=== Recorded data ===
== Segment start ==

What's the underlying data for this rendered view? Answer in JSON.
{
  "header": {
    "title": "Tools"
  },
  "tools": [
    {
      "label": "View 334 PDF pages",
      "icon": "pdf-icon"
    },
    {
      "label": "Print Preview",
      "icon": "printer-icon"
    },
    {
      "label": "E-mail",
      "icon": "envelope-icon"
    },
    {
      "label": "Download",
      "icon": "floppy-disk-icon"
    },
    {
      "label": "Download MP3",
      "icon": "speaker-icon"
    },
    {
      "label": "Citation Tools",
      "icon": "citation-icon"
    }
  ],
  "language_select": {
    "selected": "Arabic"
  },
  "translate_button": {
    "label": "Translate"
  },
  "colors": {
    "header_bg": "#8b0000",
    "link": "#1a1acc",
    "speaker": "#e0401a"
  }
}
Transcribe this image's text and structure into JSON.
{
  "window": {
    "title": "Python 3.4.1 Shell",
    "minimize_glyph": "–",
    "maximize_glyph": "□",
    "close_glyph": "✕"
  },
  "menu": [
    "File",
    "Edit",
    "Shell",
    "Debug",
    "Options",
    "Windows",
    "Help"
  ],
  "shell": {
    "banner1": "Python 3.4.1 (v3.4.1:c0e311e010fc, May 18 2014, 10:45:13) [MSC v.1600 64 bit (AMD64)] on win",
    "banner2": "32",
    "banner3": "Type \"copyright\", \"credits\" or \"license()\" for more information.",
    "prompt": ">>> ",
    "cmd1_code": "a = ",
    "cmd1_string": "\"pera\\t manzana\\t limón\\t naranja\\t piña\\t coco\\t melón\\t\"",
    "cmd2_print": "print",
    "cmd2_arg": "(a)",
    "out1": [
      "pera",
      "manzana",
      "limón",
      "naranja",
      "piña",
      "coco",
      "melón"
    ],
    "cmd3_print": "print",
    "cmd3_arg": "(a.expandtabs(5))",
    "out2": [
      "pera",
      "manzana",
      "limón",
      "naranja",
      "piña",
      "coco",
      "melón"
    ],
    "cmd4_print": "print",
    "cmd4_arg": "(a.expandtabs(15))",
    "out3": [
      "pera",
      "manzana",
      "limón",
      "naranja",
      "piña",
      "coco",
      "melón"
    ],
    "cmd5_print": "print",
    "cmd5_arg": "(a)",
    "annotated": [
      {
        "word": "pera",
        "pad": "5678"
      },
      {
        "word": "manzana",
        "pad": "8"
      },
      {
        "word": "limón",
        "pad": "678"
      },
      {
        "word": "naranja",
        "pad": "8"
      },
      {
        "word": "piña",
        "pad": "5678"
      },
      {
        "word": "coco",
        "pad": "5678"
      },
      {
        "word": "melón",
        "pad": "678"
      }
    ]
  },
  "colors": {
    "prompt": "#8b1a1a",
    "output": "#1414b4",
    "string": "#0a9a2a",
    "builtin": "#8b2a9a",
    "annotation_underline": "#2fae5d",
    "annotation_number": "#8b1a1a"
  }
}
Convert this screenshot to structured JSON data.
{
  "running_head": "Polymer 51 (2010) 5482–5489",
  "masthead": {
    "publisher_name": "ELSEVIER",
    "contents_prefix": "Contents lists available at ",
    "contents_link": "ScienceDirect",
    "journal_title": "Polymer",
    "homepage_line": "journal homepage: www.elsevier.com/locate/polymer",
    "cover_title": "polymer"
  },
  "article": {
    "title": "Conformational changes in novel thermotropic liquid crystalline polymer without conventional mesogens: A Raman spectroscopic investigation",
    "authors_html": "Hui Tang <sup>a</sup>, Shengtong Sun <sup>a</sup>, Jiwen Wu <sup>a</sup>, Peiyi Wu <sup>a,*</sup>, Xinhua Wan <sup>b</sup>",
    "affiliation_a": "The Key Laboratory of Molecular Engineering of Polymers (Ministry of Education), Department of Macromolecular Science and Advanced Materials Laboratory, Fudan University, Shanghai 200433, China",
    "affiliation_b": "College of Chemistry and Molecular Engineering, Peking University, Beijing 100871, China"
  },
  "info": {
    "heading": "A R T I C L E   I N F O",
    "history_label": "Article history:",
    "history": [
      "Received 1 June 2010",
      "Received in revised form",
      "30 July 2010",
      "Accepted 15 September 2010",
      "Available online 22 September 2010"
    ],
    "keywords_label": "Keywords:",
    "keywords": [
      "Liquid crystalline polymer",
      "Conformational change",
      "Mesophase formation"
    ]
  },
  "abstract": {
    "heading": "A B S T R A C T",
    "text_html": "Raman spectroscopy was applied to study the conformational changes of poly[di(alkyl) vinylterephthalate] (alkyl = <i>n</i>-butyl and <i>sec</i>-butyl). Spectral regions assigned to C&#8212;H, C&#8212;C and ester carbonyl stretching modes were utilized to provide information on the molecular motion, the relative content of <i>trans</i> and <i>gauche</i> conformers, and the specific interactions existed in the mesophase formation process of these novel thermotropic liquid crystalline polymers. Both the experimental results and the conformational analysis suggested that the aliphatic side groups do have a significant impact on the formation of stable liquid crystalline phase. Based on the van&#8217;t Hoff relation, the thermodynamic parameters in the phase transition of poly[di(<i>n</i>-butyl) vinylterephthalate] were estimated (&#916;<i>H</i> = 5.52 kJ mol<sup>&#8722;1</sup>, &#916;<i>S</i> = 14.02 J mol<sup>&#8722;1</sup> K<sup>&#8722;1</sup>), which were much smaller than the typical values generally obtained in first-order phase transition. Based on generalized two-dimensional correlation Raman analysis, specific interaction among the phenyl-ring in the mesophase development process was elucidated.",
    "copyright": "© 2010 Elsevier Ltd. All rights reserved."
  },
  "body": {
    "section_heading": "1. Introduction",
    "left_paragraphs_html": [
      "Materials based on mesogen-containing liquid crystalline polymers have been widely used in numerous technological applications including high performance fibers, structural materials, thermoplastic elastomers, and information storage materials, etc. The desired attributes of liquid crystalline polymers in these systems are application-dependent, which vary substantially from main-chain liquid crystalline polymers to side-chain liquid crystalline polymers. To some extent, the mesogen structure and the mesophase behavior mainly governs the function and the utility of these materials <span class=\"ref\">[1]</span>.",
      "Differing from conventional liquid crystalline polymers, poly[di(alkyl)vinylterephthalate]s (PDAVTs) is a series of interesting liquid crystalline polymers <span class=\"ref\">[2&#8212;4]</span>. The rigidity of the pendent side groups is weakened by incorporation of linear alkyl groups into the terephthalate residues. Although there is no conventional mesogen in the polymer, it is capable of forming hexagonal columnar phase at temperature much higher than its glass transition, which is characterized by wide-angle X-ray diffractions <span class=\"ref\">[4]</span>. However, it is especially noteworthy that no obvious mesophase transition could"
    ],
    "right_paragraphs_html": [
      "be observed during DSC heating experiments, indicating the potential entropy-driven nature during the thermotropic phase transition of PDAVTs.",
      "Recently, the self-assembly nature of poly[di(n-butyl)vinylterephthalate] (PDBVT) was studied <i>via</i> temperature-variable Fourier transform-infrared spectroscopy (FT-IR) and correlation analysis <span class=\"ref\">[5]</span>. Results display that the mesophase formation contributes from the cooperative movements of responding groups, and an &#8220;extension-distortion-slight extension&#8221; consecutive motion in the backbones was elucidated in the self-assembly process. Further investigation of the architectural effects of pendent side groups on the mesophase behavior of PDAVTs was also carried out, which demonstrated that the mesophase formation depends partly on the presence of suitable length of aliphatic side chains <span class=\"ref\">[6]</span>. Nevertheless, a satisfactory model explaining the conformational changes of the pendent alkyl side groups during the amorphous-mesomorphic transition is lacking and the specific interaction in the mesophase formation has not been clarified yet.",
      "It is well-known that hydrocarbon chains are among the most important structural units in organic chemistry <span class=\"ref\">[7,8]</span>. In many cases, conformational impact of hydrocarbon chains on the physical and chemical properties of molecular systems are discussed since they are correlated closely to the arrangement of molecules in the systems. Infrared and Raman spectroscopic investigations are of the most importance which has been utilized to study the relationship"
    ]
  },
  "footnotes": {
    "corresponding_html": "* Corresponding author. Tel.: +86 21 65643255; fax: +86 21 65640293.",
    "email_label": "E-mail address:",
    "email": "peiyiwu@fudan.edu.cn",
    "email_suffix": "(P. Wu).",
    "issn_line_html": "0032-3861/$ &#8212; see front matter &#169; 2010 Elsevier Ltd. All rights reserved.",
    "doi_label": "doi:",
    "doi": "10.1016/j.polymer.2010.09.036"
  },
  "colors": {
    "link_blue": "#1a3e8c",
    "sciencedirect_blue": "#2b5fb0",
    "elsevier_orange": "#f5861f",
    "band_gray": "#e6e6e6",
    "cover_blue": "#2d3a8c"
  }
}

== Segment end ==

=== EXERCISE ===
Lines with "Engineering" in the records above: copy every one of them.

=== OUTPUT ===
    "affiliation_a": "The Key Laboratory of Molecular Engineering of Polymers (Ministry of Education), Department of Macromolecular Science and Advanced Materials Laboratory, Fudan University, Shanghai 200433, China",
    "affiliation_b": "College of Chemistry and Molecular Engineering, Peking University, Beijing 100871, China"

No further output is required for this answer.